That’s where this gets interesting for Zimmer. The Vikings didn’t just lose five starters from last season — defensive end Everson Griffen, nose tackle Linval Joseph and cornerbacks Xavier Rhodes, Trae Waynes and Mackensie Alexander — but they also are without Pro Bowl defensive end Danielle Hunter (neck) and linebacker Anthony Barr (pectoral), likely for the rest of the season. Nose tackle Michael Pierce, signed to replace Joseph in free agency, opted out of the season because of concerns related to COVID-19.

Some of the Vikings’ issues on defense have been self-inflicted and others are the product of injury, or in Pierce’s case, a wise decision to put his health ahead of football. It now seems laughable that many of us thought the Vikings defense might be back to its old self right before the season when the team made a trade with Jacksonville for Pro Bowl edge rusher Yannick Ngakoue. The feeling was that Ngakoue would create an incredible one-two punch from the edge with Hunter, who had 14.5 sacks each of the past two seasons, coming off the left side.

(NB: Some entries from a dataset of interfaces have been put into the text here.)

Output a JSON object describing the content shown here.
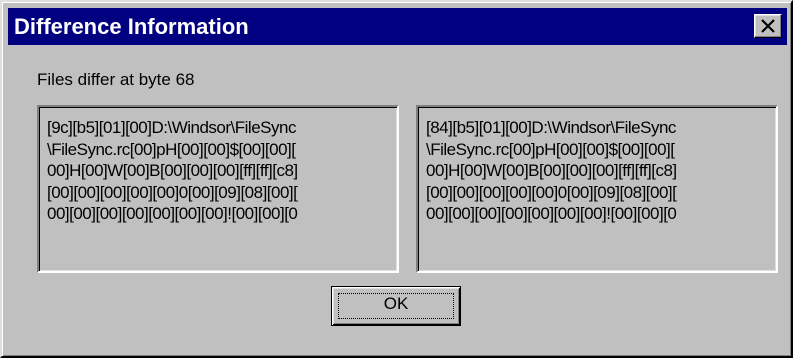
{
  "window": {
    "title": "Difference Information",
    "close_icon": "close-icon"
  },
  "status": {
    "message": "Files differ at byte 68"
  },
  "left_panel": {
    "lines": [
      "[9c][b5][01][00]D:\\Windsor\\FileSync",
      "\\FileSync.rc[00]pH[00][00]$[00][00][",
      "00]H[00]W[00]B[00][00][00][ff][ff][c8]",
      "[00][00][00][00][00]0[00][09][08][00][",
      "00][00][00][00][00][00][00]![00][00][0"
    ]
  },
  "right_panel": {
    "lines": [
      "[84][b5][01][00]D:\\Windsor\\FileSync",
      "\\FileSync.rc[00]pH[00][00]$[00][00][",
      "00]H[00]W[00]B[00][00][00][ff][ff][c8]",
      "[00][00][00][00][00]0[00][09][08][00][",
      "00][00][00][00][00][00][00]![00][00][0"
    ]
  },
  "buttons": {
    "ok_label": "OK"
  },
  "colors": {
    "titlebar": "#000080",
    "face": "#c0c0c0",
    "title_text": "#ffffff"
  }
}
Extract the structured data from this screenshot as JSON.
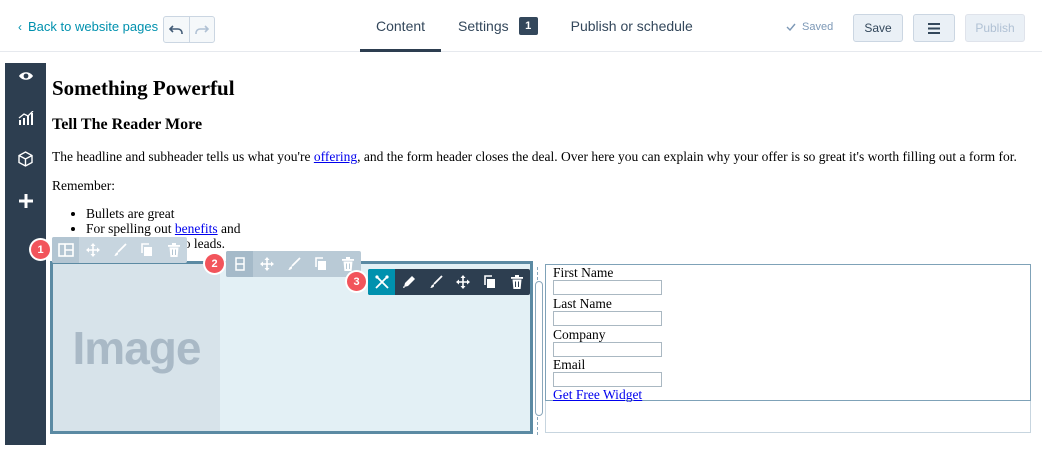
{
  "header": {
    "back_label": "Back to website pages",
    "tabs": [
      {
        "label": "Content"
      },
      {
        "label": "Settings",
        "badge": "1"
      },
      {
        "label": "Publish or schedule"
      }
    ],
    "saved_label": "Saved",
    "save_label": "Save",
    "publish_label": "Publish"
  },
  "sidebar": {
    "icons": [
      "eye-icon",
      "analytics-icon",
      "module-box-icon",
      "plus-icon"
    ]
  },
  "page": {
    "headline": "Something Powerful",
    "subheadline": "Tell The Reader More",
    "para_before": "The headline and subheader tells us what you're ",
    "para_link": "offering",
    "para_after": ", and the form header closes the deal. Over here you can explain why your offer is so great it's worth filling out a form for.",
    "remember": "Remember:",
    "bullet1": "Bullets are great",
    "bullet2_before": "For spelling out ",
    "bullet2_link": "benefits",
    "bullet2_after": " and",
    "bullet3_tail": "to leads.",
    "image_placeholder": "Image"
  },
  "form": {
    "fields": [
      {
        "label": "First Name"
      },
      {
        "label": "Last Name"
      },
      {
        "label": "Company"
      },
      {
        "label": "Email"
      }
    ],
    "submit_link": "Get Free Widget"
  },
  "toolbars": {
    "markers": [
      "1",
      "2",
      "3"
    ]
  },
  "colors": {
    "accent": "#0091ae",
    "rail": "#2d3e50",
    "marker": "#f2545b",
    "selection": "#5b8aa3"
  }
}
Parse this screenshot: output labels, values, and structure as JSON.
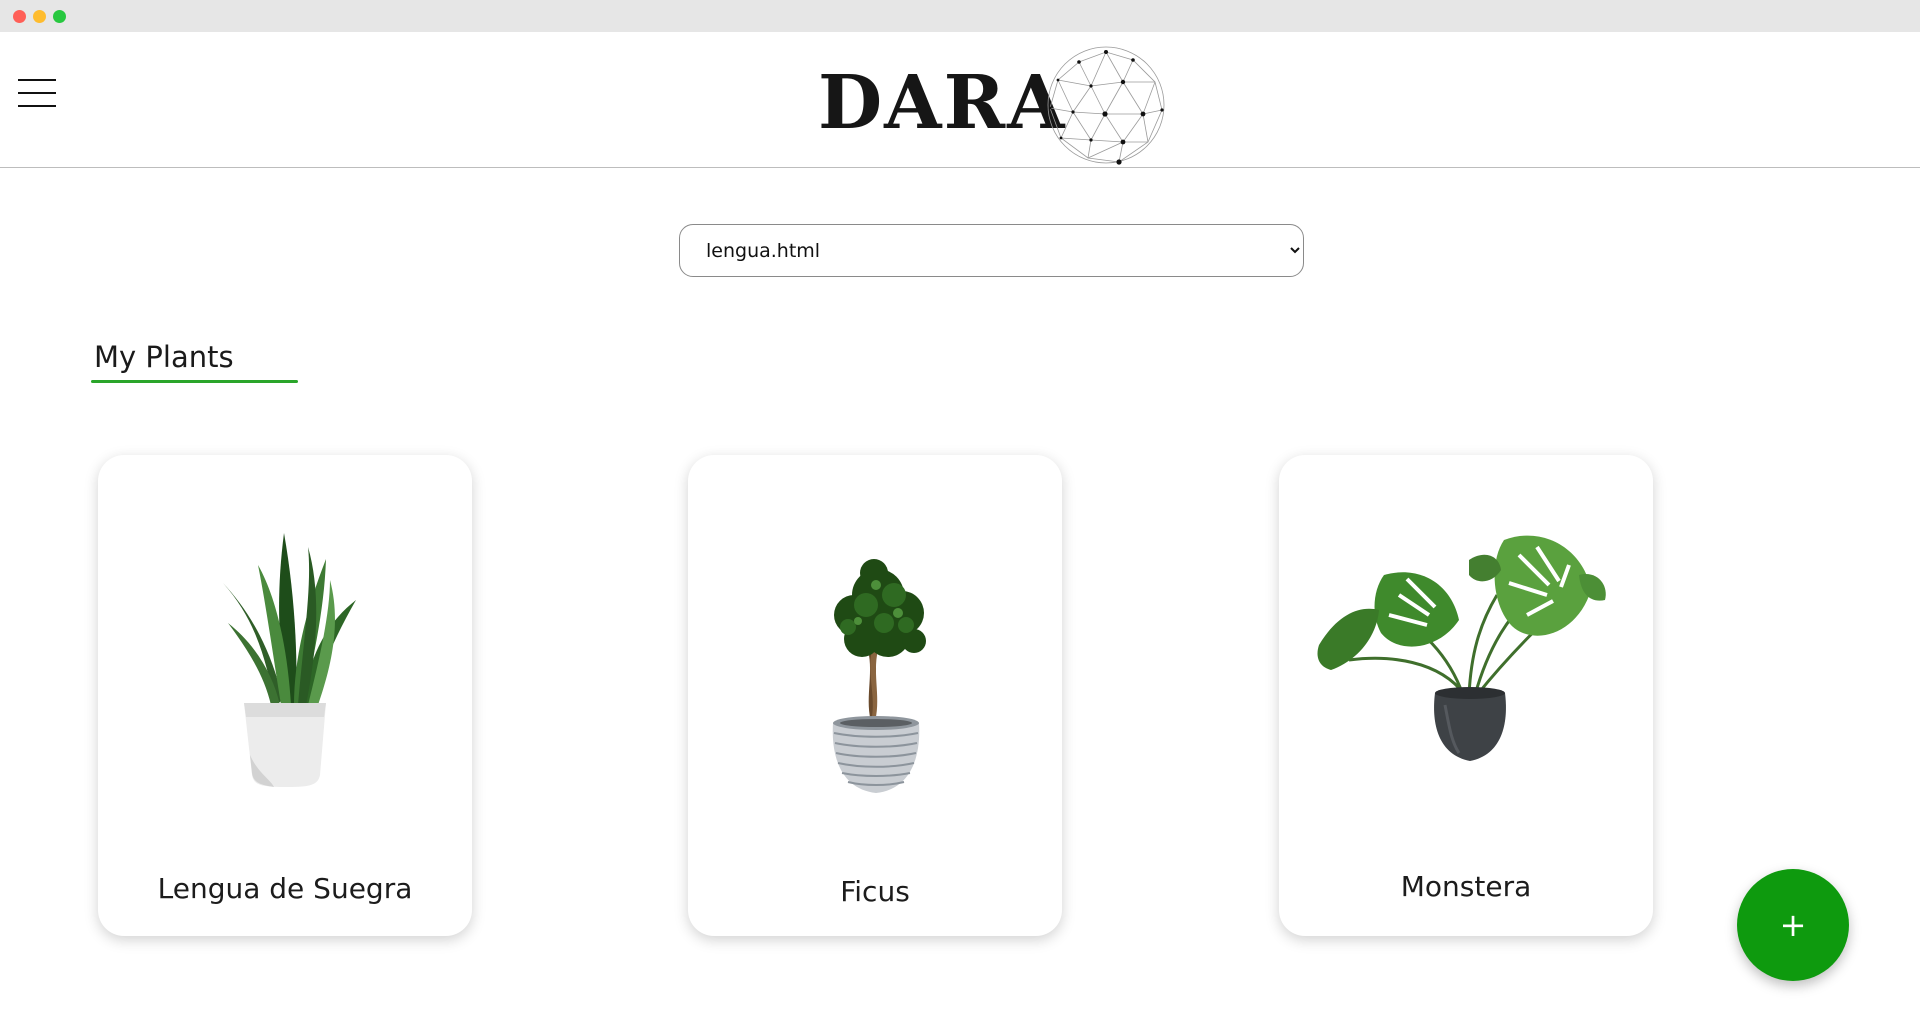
{
  "header": {
    "logo_text": "DARA",
    "menu_icon": "hamburger-icon",
    "logo_icon": "geodesic-globe-icon"
  },
  "page_select": {
    "selected": "lengua.html",
    "options": [
      "lengua.html"
    ]
  },
  "section": {
    "title": "My Plants",
    "accent_color": "#2aa52a"
  },
  "plants": [
    {
      "name": "Lengua de Suegra",
      "image": "snake-plant-image"
    },
    {
      "name": "Ficus",
      "image": "ficus-tree-image"
    },
    {
      "name": "Monstera",
      "image": "monstera-plant-image"
    }
  ],
  "fab": {
    "label": "+",
    "color": "#0e9a0e"
  }
}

It turned out, Hunter was nowhere near returning and the decision to put him on injured reserve for three weeks to open the season was only the start of what will be a long-term absence for a player who reportedly has a cervical spine disc herniation and just got a second opinion in New York this past week.

As far as Zimmer’s favorite position, the corners, that remains a week-to-week work in progress with a group that too often appears to be paying tribute to Josh Robinson, Asher Allen and Marcus McCauley. Jeff Gladney and Cameron Dantzler, early picks in the 2020 draft, eventually might be fine, but they aren’t yet ready to stop NFL wide receivers consistently and Holton Hill’s play thus far makes one wonder why the Vikings bothered putting up with is off-the-field problems a year ago.

If Zimmer did have any plans on having his defense be respectable this season, it’s fair to wonder why he didn’t convince Spielman to pursue a veteran nose tackle after Pierce opted out, or a veteran corner or two after losing key players. It’s one thing to have confidence in your ability to coach players, it’s another to allow your own hubris to interfere with what’s best for your team. Especially when you know a pandemic means that much of the regular on-the-field instruction won’t be possible.

This isn’t to say that Snacks Harrison or Dre Kirkpatrick would have saved the season for the Vikings, but they could have been signed at a reasonable price and bought Zimmer and his staff time to coach-up younger players, or not expose veterans to roles they simply can’t handle.

The hope now has to be that guys like Gladney and Dantzler gain valuable experience this season, and the Vikings also find out who can play and who can’t play on defense. The return of the injured players — and Pierce — should provide a boost in 2021.

In the meantime, Zimmer is going to have to acknowledge one thing: He is now the coach of a bad defense and he must accept some of the blame for that.